While I was visiting the campus and the city I was told about a position of Director of Adult Chaplaincy for the Cincinnati Workhouse, the purpose of which was to develop a volunteer chaplaincy programme: recruiting and training ministers, priests, nuns, rabbis, etc. to serve as chaplains at least 6 hours per month. My applications to both academe and workhouse were accepted. I spent my mornings cloistered in books and the rest of the day in the ‘cloister’ of a correctional facility!
I worked another three and a half years in developing the chaplaincy programme at the Workhouse, and later, the Hamilton County jail. From there I moved into urban parish work for 5 years. During that time I helped establish and fund a Drug & Alcohol Counselling and Referral Center, later called Interventions East—for the east end of the city where unemployment and substance misuse were rife. The experience learnt from setting up that initiative was to serve me well in later life.
Moving across to England

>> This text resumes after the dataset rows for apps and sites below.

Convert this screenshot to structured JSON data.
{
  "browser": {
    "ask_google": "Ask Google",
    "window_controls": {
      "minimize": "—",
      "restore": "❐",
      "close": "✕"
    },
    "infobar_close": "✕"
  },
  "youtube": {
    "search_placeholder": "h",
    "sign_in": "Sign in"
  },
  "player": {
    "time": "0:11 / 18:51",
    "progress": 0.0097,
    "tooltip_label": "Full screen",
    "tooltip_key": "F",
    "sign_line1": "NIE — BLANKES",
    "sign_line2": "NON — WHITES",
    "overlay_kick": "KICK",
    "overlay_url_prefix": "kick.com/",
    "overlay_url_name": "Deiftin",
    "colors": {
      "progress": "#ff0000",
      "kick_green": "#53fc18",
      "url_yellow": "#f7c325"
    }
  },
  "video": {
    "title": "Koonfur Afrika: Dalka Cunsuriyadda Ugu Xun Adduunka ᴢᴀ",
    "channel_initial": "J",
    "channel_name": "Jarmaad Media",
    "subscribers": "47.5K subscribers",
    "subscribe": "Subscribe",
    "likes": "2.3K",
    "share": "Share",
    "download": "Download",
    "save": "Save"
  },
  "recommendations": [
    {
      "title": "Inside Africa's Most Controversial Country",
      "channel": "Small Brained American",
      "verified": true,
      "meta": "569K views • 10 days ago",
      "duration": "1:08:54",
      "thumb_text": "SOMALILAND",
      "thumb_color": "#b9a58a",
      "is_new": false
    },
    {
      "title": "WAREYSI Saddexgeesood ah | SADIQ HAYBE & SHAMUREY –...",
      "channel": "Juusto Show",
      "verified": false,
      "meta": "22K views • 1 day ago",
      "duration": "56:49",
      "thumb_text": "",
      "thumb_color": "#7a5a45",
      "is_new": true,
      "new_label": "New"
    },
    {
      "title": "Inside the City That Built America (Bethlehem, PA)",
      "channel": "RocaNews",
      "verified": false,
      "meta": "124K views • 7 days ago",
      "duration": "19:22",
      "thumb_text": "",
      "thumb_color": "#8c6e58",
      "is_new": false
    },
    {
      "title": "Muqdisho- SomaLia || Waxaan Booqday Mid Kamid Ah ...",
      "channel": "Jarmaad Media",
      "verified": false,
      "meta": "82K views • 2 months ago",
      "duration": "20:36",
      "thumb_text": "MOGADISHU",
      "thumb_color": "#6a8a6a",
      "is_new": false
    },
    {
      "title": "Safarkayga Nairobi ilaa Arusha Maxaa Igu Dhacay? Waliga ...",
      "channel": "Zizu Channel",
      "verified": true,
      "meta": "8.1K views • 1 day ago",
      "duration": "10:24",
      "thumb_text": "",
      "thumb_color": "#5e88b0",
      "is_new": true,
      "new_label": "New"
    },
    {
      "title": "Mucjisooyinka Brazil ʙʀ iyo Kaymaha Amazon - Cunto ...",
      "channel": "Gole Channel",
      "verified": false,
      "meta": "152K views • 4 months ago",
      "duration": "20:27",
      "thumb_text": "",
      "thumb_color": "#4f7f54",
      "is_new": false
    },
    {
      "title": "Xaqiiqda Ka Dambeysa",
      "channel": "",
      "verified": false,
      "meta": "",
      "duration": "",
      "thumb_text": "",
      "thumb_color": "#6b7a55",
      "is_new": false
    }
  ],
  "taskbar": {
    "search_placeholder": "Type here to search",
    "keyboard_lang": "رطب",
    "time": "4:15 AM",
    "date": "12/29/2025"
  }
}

In the mid-1980s I moved to England, where I served in parish ministry in a Kentish sea-side town for 10 years. Over those 10 years I became disenchanted with an increasingly moribund United Reformed Church (URC), and found myself in a spiritual desert. Although I had engaged the help of an Anglo-Catholic priest colleague, who became my spiritual director, my renewal (ironically) came from a leap back into the life of a layman! I left the URC and went to work for the Rural Community Council in the area of rural economic regeneration and community development with disadvantaged rural communities. I did this work for a period of 5 years. Alongside this I became involved in an Anglo-Catholic parish, where I preached regularly.
From 2004-2016, I lived in East Anglia, near Norwich, where I was involved in training & development work for the Methodist Church in East Anglia. Alongside this I taught and supervised dissertations on the M.A. in Pastoral Theology (Cambridge), taught some Biblical Hebrew, did research and wrote. I still teach Hebrew at all levels, engage in training and continue to write. Please visit my other pages, if interested.
Back in the USA
I have now come full circle in life and reside where I spent my first 18 years: Winston-Salem, North Carolina. Life never ceases to surprise! Once more I am working in a half-time support role for the Methodist Church in the Yadkin Valley District.
I am married to Chris, a retired mental health specialist in child and family psychiatry. We each have two children from previous marriages.